*Goal of the exercise*
Your answer must be the records below, repeated exactly, with every picture left out.

*Data provided*

———

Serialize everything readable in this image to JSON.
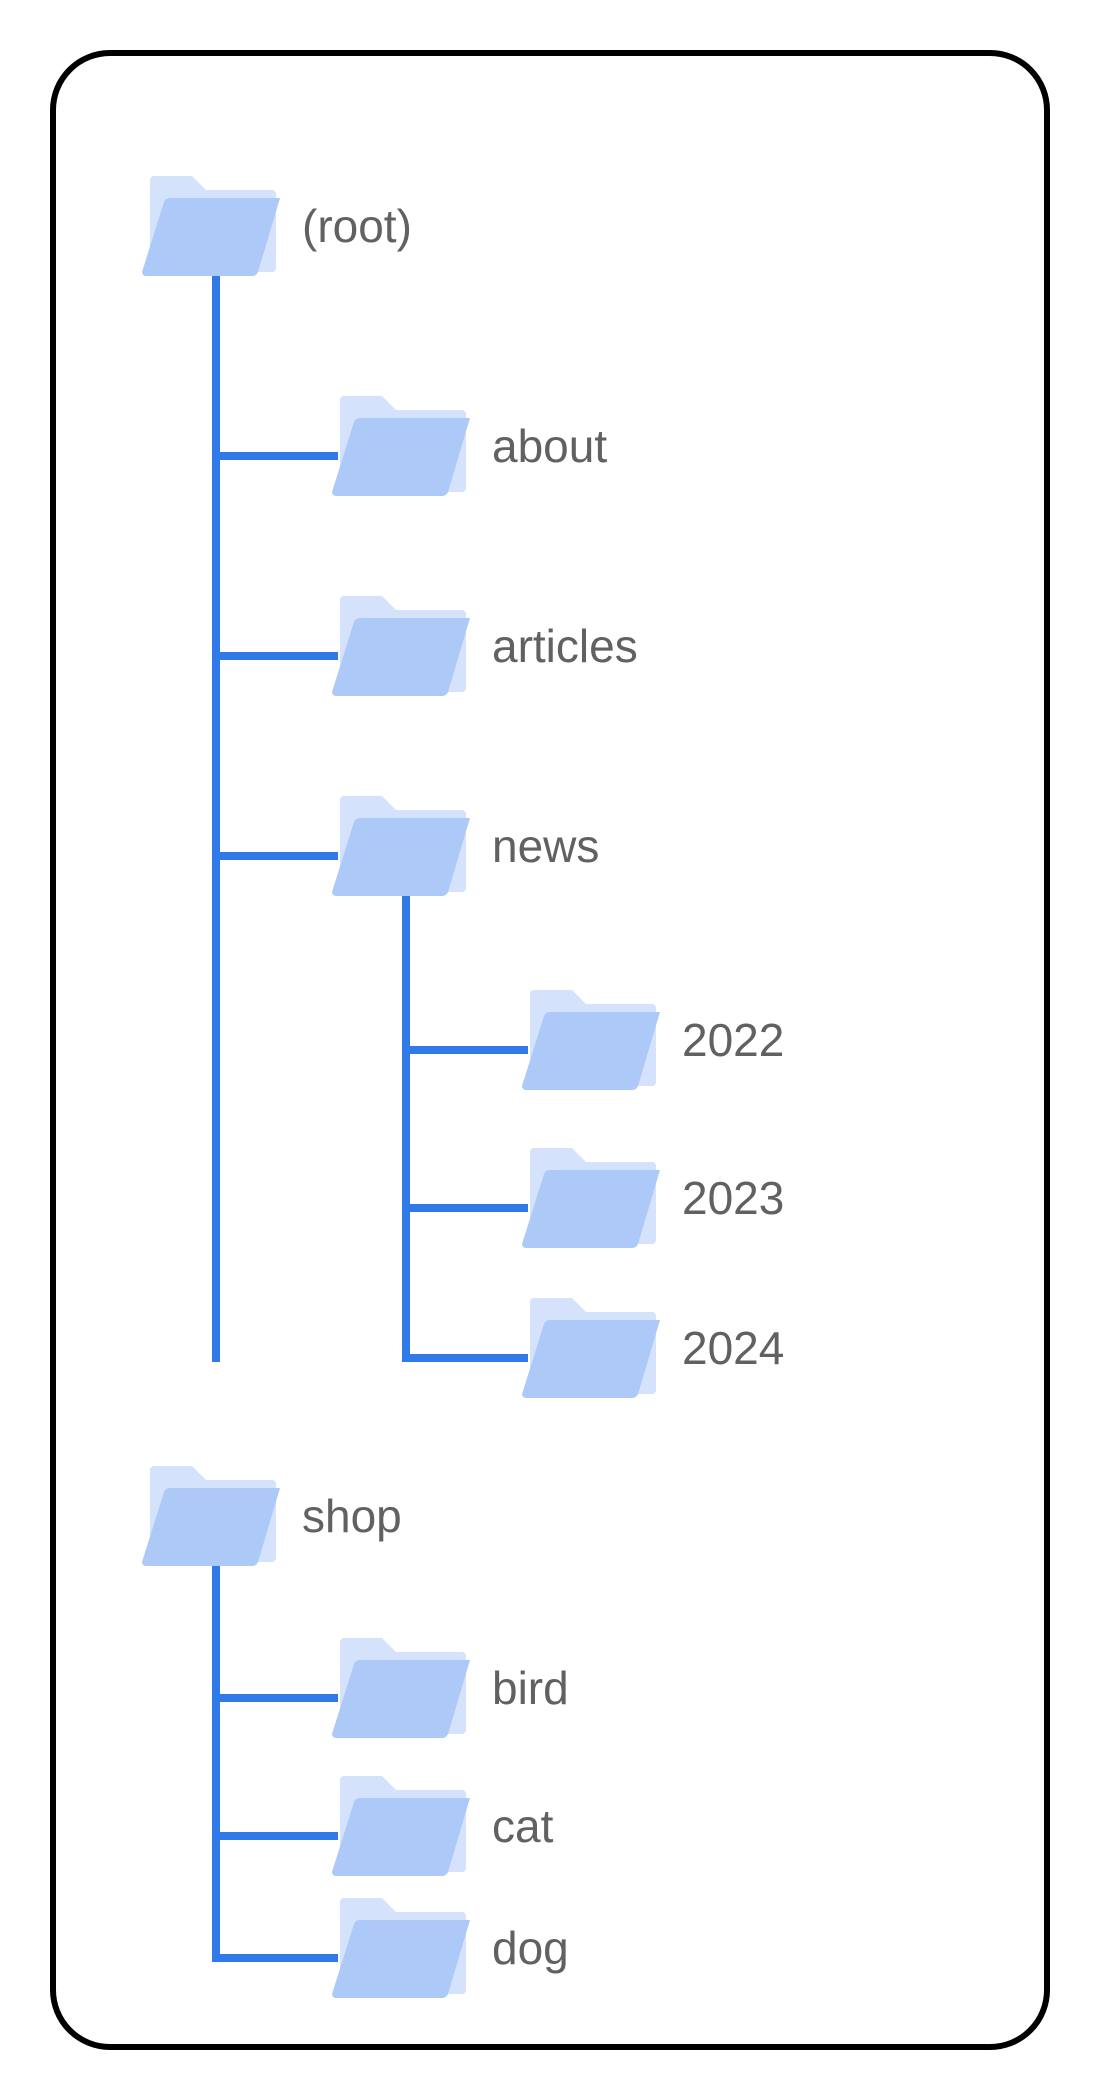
{
  "colors": {
    "folder_light": "#d4e3fb",
    "folder_dark": "#acc9f7",
    "line": "#2f79e8",
    "label": "#616161",
    "border": "#000000"
  },
  "tree": {
    "root": {
      "label": "(root)",
      "children": [
        {
          "label": "about"
        },
        {
          "label": "articles"
        },
        {
          "label": "news",
          "children": [
            {
              "label": "2022"
            },
            {
              "label": "2023"
            },
            {
              "label": "2024"
            }
          ]
        }
      ]
    },
    "shop": {
      "label": "shop",
      "children": [
        {
          "label": "bird"
        },
        {
          "label": "cat"
        },
        {
          "label": "dog"
        }
      ]
    }
  }
}
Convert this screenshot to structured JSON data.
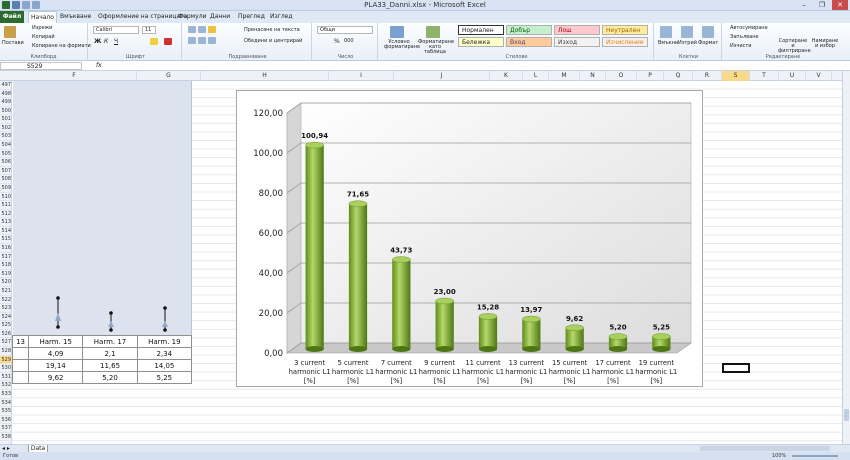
{
  "window": {
    "title": "PLA33_Danni.xlsx - Microsoft Excel",
    "minimize": "–",
    "restore": "❐",
    "close": "✕"
  },
  "tabs": {
    "file": "Файл",
    "items": [
      "Начало",
      "Вмъкване",
      "Оформление на страницата",
      "Формули",
      "Данни",
      "Преглед",
      "Изглед"
    ],
    "active": 0
  },
  "ribbon": {
    "clipboard": {
      "paste": "Постави",
      "cut": "Изрежи",
      "copy": "Копирай",
      "format_painter": "Копиране на формати",
      "label": "Клипборд"
    },
    "font": {
      "name": "Calibri",
      "size": "11",
      "bold": "Ж",
      "italic": "К",
      "underline": "Ч",
      "label": "Шрифт"
    },
    "alignment": {
      "wrap": "Пренасяне на текста",
      "merge": "Обедини и центрирай",
      "label": "Подравняване"
    },
    "number": {
      "format": "Общи",
      "percent": "%",
      "thousands": "000",
      "label": "Число"
    },
    "styles": {
      "conditional": "Условно форматиране",
      "as_table": "Форматиране като таблица",
      "normal": "Нормален",
      "good": "Добър",
      "bad": "Лош",
      "neutral": "Неутрален",
      "note": "Бележка",
      "input": "Вход",
      "output": "Изход",
      "calculation": "Изчисление",
      "label": "Стилове"
    },
    "cells": {
      "insert": "Вмъкни",
      "delete": "Изтрий",
      "format": "Формат",
      "label": "Клетки"
    },
    "editing": {
      "autosum": "Автосумиране",
      "fill": "Запълване",
      "clear": "Изчисти",
      "sort": "Сортиране и филтриране",
      "find": "Намиране и избор",
      "label": "Редактиране"
    }
  },
  "formula": {
    "name_box": "S529",
    "fx": "fx",
    "value": ""
  },
  "columns": [
    "F",
    "G",
    "H",
    "I",
    "J",
    "K",
    "L",
    "M",
    "N",
    "O",
    "P",
    "Q",
    "R",
    "S",
    "T",
    "U",
    "V"
  ],
  "selected_column": "S",
  "rows": [
    "497",
    "498",
    "499",
    "500",
    "501",
    "502",
    "503",
    "504",
    "505",
    "506",
    "507",
    "508",
    "509",
    "510",
    "511",
    "512",
    "513",
    "514",
    "515",
    "516",
    "517",
    "518",
    "519",
    "520",
    "521",
    "522",
    "523",
    "524",
    "525",
    "526",
    "527",
    "528",
    "529",
    "530",
    "531",
    "532",
    "533",
    "534",
    "535",
    "536",
    "537",
    "538"
  ],
  "selected_row": "529",
  "table": {
    "header": [
      "13",
      "Harm. 15",
      "Harm. 17",
      "Harm. 19"
    ],
    "rows": [
      [
        "",
        "4,09",
        "2,1",
        "2,34"
      ],
      [
        "",
        "19,14",
        "11,65",
        "14,05"
      ],
      [
        "",
        "9,62",
        "5,20",
        "5,25"
      ]
    ]
  },
  "chart_data": {
    "type": "bar",
    "categories": [
      "3 current harmonic L1 [%]",
      "5 current harmonic L1 [%]",
      "7 current harmonic L1 [%]",
      "9 current harmonic L1 [%]",
      "11 current harmonic L1 [%]",
      "13 current harmonic L1 [%]",
      "15 current harmonic L1 [%]",
      "17 current harmonic L1 [%]",
      "19 current harmonic L1 [%]"
    ],
    "values": [
      100.94,
      71.65,
      43.73,
      23.0,
      15.28,
      13.97,
      9.62,
      5.2,
      5.25
    ],
    "value_labels": [
      "100,94",
      "71,65",
      "43,73",
      "23,00",
      "15,28",
      "13,97",
      "9,62",
      "5,20",
      "5,25"
    ],
    "yticks": [
      "0,00",
      "20,00",
      "40,00",
      "60,00",
      "80,00",
      "100,00",
      "120,00"
    ],
    "ylim": [
      0,
      120
    ],
    "grid": true,
    "legend": "none",
    "bar_color": "#8ab33a"
  },
  "sheet": {
    "tab": "Data"
  },
  "status": {
    "ready": "Готов",
    "zoom": "100%"
  }
}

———

*Result of the task*
Serialize everything readable in this image to JSON.
{
  "colors": {
    "folder_light": "#d4e3fb",
    "folder_dark": "#acc9f7",
    "line": "#2f79e8",
    "label": "#616161",
    "border": "#000000"
  },
  "tree": {
    "root": {
      "label": "(root)",
      "children": [
        {
          "label": "about"
        },
        {
          "label": "articles"
        },
        {
          "label": "news",
          "children": [
            {
              "label": "2022"
            },
            {
              "label": "2023"
            },
            {
              "label": "2024"
            }
          ]
        }
      ]
    },
    "shop": {
      "label": "shop",
      "children": [
        {
          "label": "bird"
        },
        {
          "label": "cat"
        },
        {
          "label": "dog"
        }
      ]
    }
  }
}
Convert this screenshot to structured JSON data.
{
  "window": {
    "title": "PLA33_Danni.xlsx - Microsoft Excel",
    "minimize": "–",
    "restore": "❐",
    "close": "✕"
  },
  "tabs": {
    "file": "Файл",
    "items": [
      "Начало",
      "Вмъкване",
      "Оформление на страницата",
      "Формули",
      "Данни",
      "Преглед",
      "Изглед"
    ],
    "active": 0
  },
  "ribbon": {
    "clipboard": {
      "paste": "Постави",
      "cut": "Изрежи",
      "copy": "Копирай",
      "format_painter": "Копиране на формати",
      "label": "Клипборд"
    },
    "font": {
      "name": "Calibri",
      "size": "11",
      "bold": "Ж",
      "italic": "К",
      "underline": "Ч",
      "label": "Шрифт"
    },
    "alignment": {
      "wrap": "Пренасяне на текста",
      "merge": "Обедини и центрирай",
      "label": "Подравняване"
    },
    "number": {
      "format": "Общи",
      "percent": "%",
      "thousands": "000",
      "label": "Число"
    },
    "styles": {
      "conditional": "Условно форматиране",
      "as_table": "Форматиране като таблица",
      "normal": "Нормален",
      "good": "Добър",
      "bad": "Лош",
      "neutral": "Неутрален",
      "note": "Бележка",
      "input": "Вход",
      "output": "Изход",
      "calculation": "Изчисление",
      "label": "Стилове"
    },
    "cells": {
      "insert": "Вмъкни",
      "delete": "Изтрий",
      "format": "Формат",
      "label": "Клетки"
    },
    "editing": {
      "autosum": "Автосумиране",
      "fill": "Запълване",
      "clear": "Изчисти",
      "sort": "Сортиране и филтриране",
      "find": "Намиране и избор",
      "label": "Редактиране"
    }
  },
  "formula": {
    "name_box": "S529",
    "fx": "fx",
    "value": ""
  },
  "columns": [
    "F",
    "G",
    "H",
    "I",
    "J",
    "K",
    "L",
    "M",
    "N",
    "O",
    "P",
    "Q",
    "R",
    "S",
    "T",
    "U",
    "V"
  ],
  "selected_column": "S",
  "rows": [
    "497",
    "498",
    "499",
    "500",
    "501",
    "502",
    "503",
    "504",
    "505",
    "506",
    "507",
    "508",
    "509",
    "510",
    "511",
    "512",
    "513",
    "514",
    "515",
    "516",
    "517",
    "518",
    "519",
    "520",
    "521",
    "522",
    "523",
    "524",
    "525",
    "526",
    "527",
    "528",
    "529",
    "530",
    "531",
    "532",
    "533",
    "534",
    "535",
    "536",
    "537",
    "538"
  ],
  "selected_row": "529",
  "table": {
    "header": [
      "13",
      "Harm. 15",
      "Harm. 17",
      "Harm. 19"
    ],
    "rows": [
      [
        "",
        "4,09",
        "2,1",
        "2,34"
      ],
      [
        "",
        "19,14",
        "11,65",
        "14,05"
      ],
      [
        "",
        "9,62",
        "5,20",
        "5,25"
      ]
    ]
  },
  "chart_data": {
    "type": "bar",
    "categories": [
      "3 current harmonic L1 [%]",
      "5 current harmonic L1 [%]",
      "7 current harmonic L1 [%]",
      "9 current harmonic L1 [%]",
      "11 current harmonic L1 [%]",
      "13 current harmonic L1 [%]",
      "15 current harmonic L1 [%]",
      "17 current harmonic L1 [%]",
      "19 current harmonic L1 [%]"
    ],
    "values": [
      100.94,
      71.65,
      43.73,
      23.0,
      15.28,
      13.97,
      9.62,
      5.2,
      5.25
    ],
    "value_labels": [
      "100,94",
      "71,65",
      "43,73",
      "23,00",
      "15,28",
      "13,97",
      "9,62",
      "5,20",
      "5,25"
    ],
    "yticks": [
      "0,00",
      "20,00",
      "40,00",
      "60,00",
      "80,00",
      "100,00",
      "120,00"
    ],
    "ylim": [
      0,
      120
    ],
    "grid": true,
    "legend": "none",
    "bar_color": "#8ab33a"
  },
  "sheet": {
    "tab": "Data"
  },
  "status": {
    "ready": "Готов",
    "zoom": "100%"
  }
}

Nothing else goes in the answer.